In a related announcement, Informix introduced Informix Visionary, a business "visualizer" that provides a portal into all corporate data, a lower-cost way of accessing information. This type of access is needed, Informix officials contend, due to the sheer volume of data – reaching multiple terabytes in some instances – as well as the explosion in the use of the Internet as a means of financial transactions, e-commerce and communications.

In 1998, Informix had acquired Red Brick Systems, with the scaleable Red Brick Warehouse data mart engine, which was incorporated into the Informix Decision Frontier software. By the middle of the year, Informix expects to launch a new Internet extensible data engine that will include application server functionality. This data engine, code-named "Centaur," is based on Informix’s object relational technology. Centaur will integrate server-managed, data with both Java and COM+ server programmability. In the second half of 1999, Informix plans to launch a data engine, code-named "Yellowstone," that will be based on the company’s extended parallel servers and linear scalability.

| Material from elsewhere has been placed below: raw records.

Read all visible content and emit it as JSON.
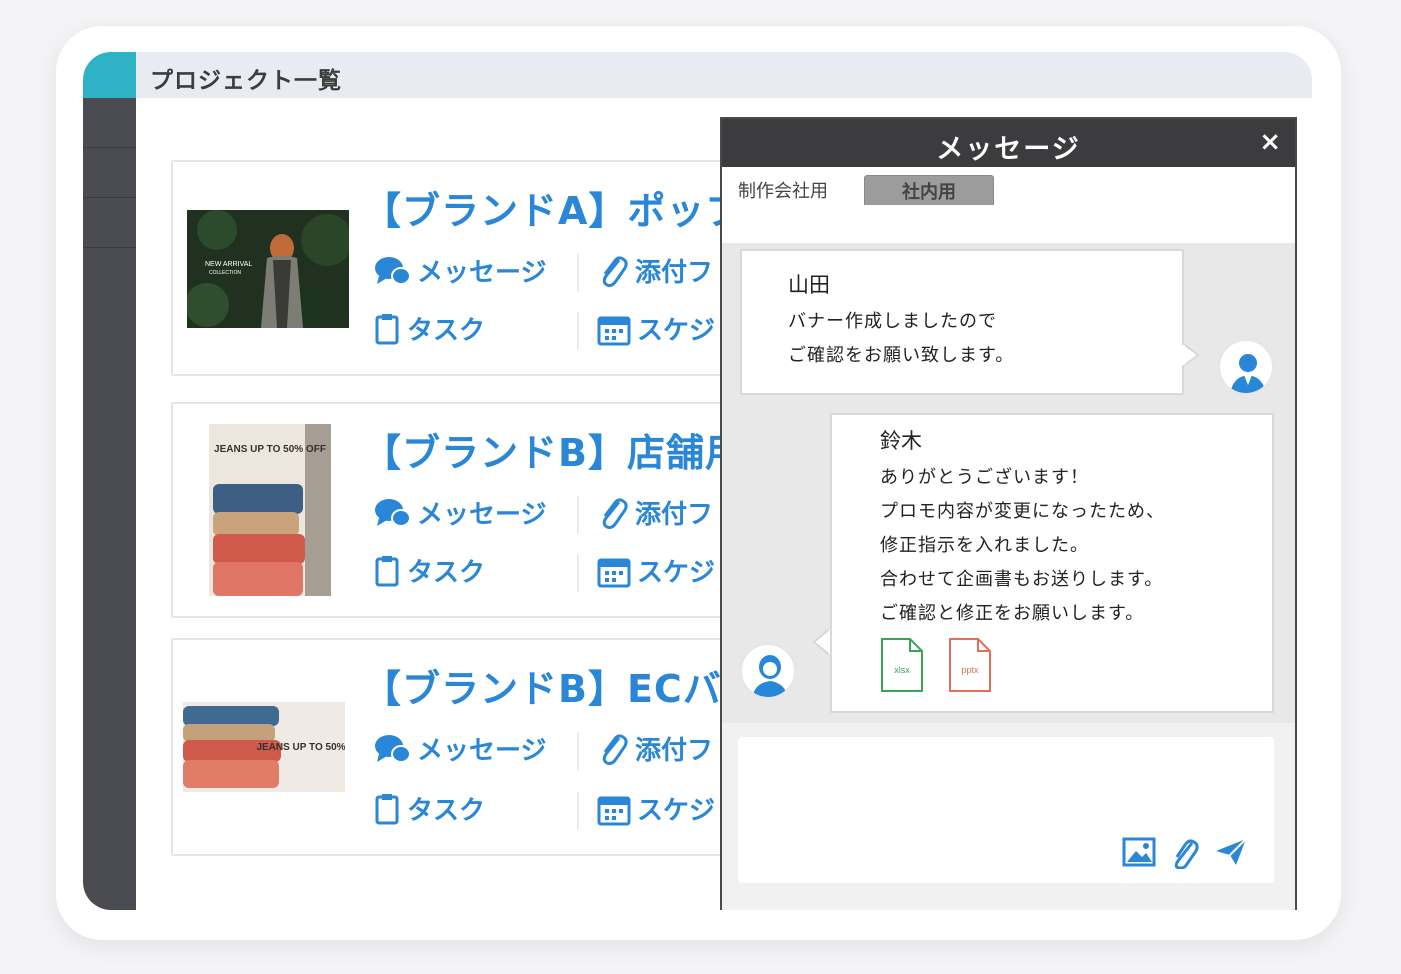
{
  "header": {
    "title": "プロジェクト一覧"
  },
  "projects": [
    {
      "title": "【ブランドA】ポップ",
      "actions": {
        "message": "メッセージ",
        "attachment": "添付フ",
        "task": "タスク",
        "schedule": "スケジ"
      }
    },
    {
      "title": "【ブランドB】店舗用",
      "thumb_text": "JEANS UP TO 50% OFF",
      "actions": {
        "message": "メッセージ",
        "attachment": "添付フ",
        "task": "タスク",
        "schedule": "スケジ"
      }
    },
    {
      "title": "【ブランドB】ECバ",
      "thumb_text": "JEANS UP TO 50%OFF",
      "actions": {
        "message": "メッセージ",
        "attachment": "添付フ",
        "task": "タスク",
        "schedule": "スケジ"
      }
    }
  ],
  "message_panel": {
    "title": "メッセージ",
    "close": "×",
    "tabs": [
      "制作会社用",
      "社内用"
    ],
    "messages": [
      {
        "name": "山田",
        "lines": [
          "バナー作成しましたので",
          "ご確認をお願い致します。"
        ]
      },
      {
        "name": "鈴木",
        "lines": [
          "ありがとうございます！",
          "プロモ内容が変更になったため、",
          "修正指示を入れました。",
          "合わせて企画書もお送りします。",
          "ご確認と修正をお願いします。"
        ],
        "files": [
          "xlsx",
          "pptx"
        ]
      }
    ]
  },
  "colors": {
    "accent": "#2a86d6",
    "teal": "#2fb1c6",
    "sidebar": "#4a4c52"
  }
}
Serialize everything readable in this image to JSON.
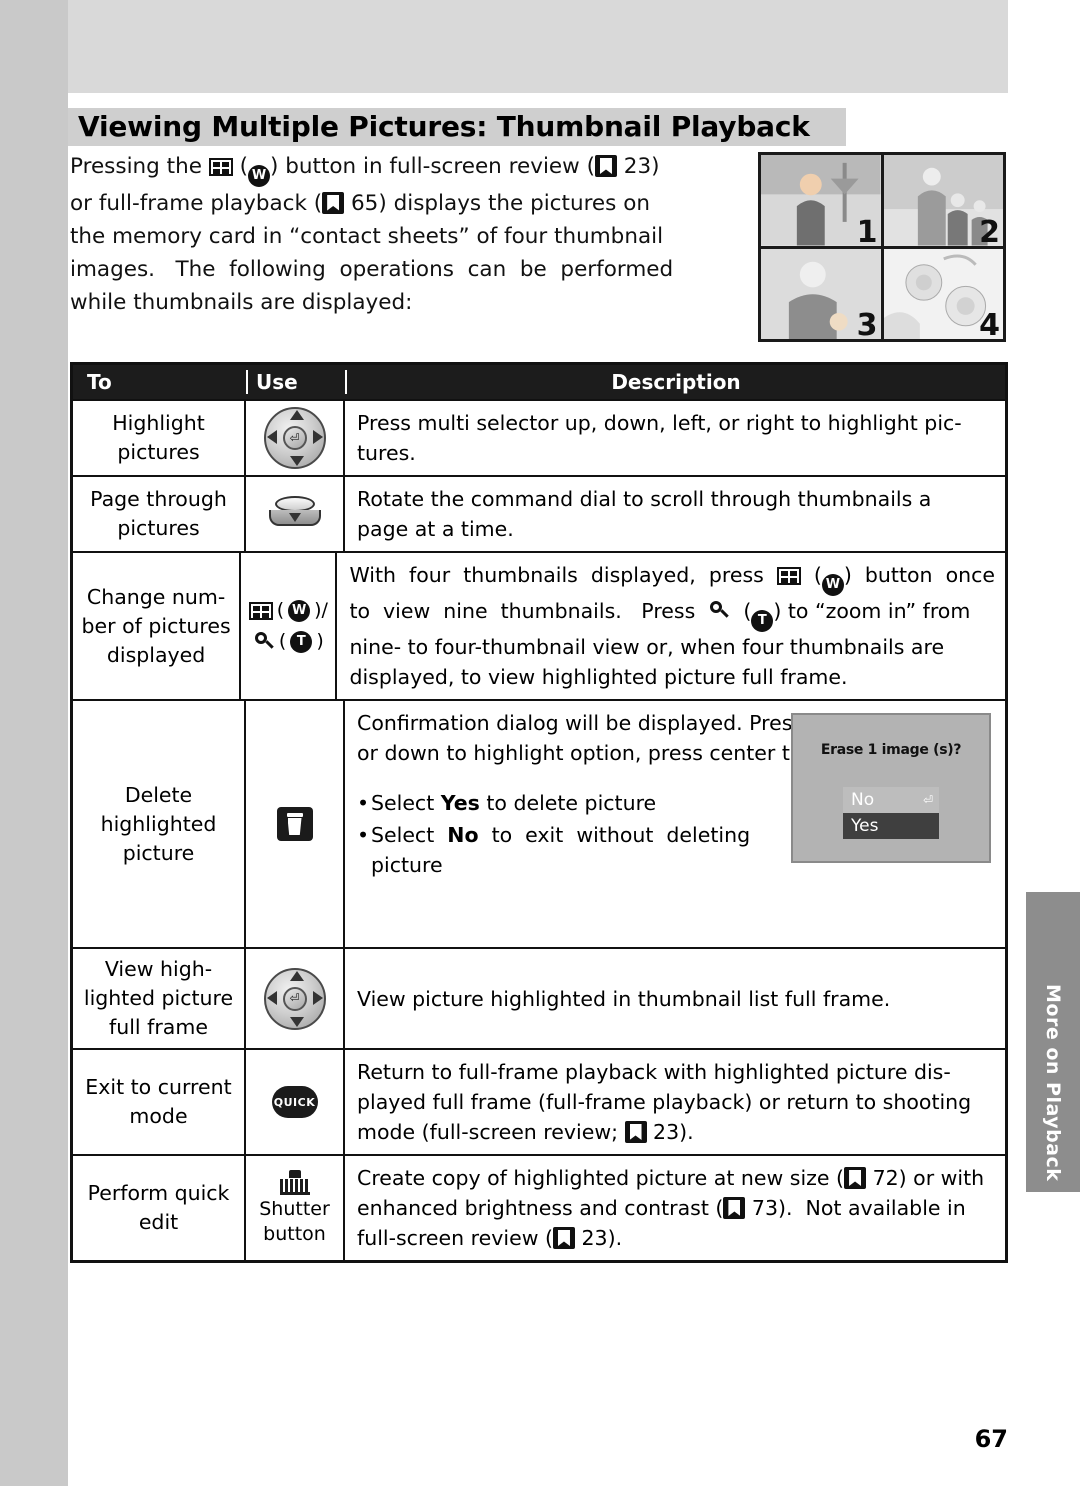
{
  "page": {
    "number": "67",
    "side_tab": "More on Playback",
    "title": "Viewing Multiple Pictures: Thumbnail Playback"
  },
  "intro": {
    "lines": [
      "Pressing the [thumb] ([W]) button in full-screen review ([bm] 23)",
      "or full-frame playback ([bm] 65)  displays the pictures on",
      "the memory card in “contact sheets” of four thumbnail",
      "images.   The following operations can be performed",
      "while thumbnails are displayed:"
    ]
  },
  "thumbnail_sample": {
    "numbers": [
      "1",
      "2",
      "3",
      "4"
    ]
  },
  "table": {
    "headers": {
      "to": "To",
      "use": "Use",
      "description": "Description"
    },
    "rows": [
      {
        "to": "Highlight\npictures",
        "use_icon": "multi-selector",
        "use_text": "",
        "description_lines": [
          "Press multi selector up, down, left, or right to highlight pic-",
          "tures."
        ]
      },
      {
        "to": "Page through\npictures",
        "use_icon": "command-dial",
        "use_text": "",
        "description_lines": [
          "Rotate  the  command  dial  to  scroll  through  thumbnails  a",
          "page at a time."
        ]
      },
      {
        "to": "Change num-\nber of pictures\ndisplayed",
        "use_icon": "zoom-buttons",
        "use_text": "",
        "description_lines": [
          "With  four  thumbnails  displayed,  press  [thumb]  ([W])  button  once",
          "to  view  nine  thumbnails.   Press  [magn] ([T]) to “zoom in” from",
          "nine- to four-thumbnail view or, when four thumbnails are",
          "displayed, to view highlighted picture full frame."
        ]
      },
      {
        "to": "Delete\nhighlighted\npicture",
        "use_icon": "trash",
        "use_text": "",
        "description_lines": [
          "Confirmation dialog will be displayed.  Press multi selector up",
          "or down to highlight option, press center to select."
        ],
        "bullets": [
          "Select Yes to delete picture",
          "Select  No  to  exit  without  deleting",
          "picture"
        ],
        "dialog": {
          "title": "Erase 1 image (s)?",
          "options": [
            "No",
            "Yes"
          ],
          "selected": "Yes"
        }
      },
      {
        "to": "View high-\nlighted picture\nfull frame",
        "use_icon": "multi-selector",
        "use_text": "",
        "description_lines": [
          "View picture highlighted in thumbnail list full frame."
        ]
      },
      {
        "to": "Exit to current\nmode",
        "use_icon": "quick-button",
        "use_text": "QUICK",
        "description_lines": [
          "Return  to  full-frame  playback  with  highlighted  picture  dis-",
          "played full frame (full-frame playback) or return to shooting",
          "mode (full-screen review; [bm] 23)."
        ]
      },
      {
        "to": "Perform quick\nedit",
        "use_icon": "shutter",
        "use_text": "Shutter\nbutton",
        "description_lines": [
          "Create copy of highlighted picture at new size ([bm] 72) or with",
          "enhanced brightness and contrast ([bm] 73).  Not available in",
          "full-screen review ([bm] 23)."
        ]
      }
    ]
  }
}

Informix also plans to offer prefabricated solutions in e-commerce and other areas that will rely on Centaur as the underlying platform.

Riehm also sees the Internet playing an increasingly important role in data warehousing applications in the future. The ability to share information via the Internet greatly reduces the cost of the data warehousing infrastructure. To access data via the Internet, a user needs only a browser and a computer, rather than a server, software and other technology.

About the Author:

Phillip Britt is a freelance writer, specializing in technical analysis and reporting.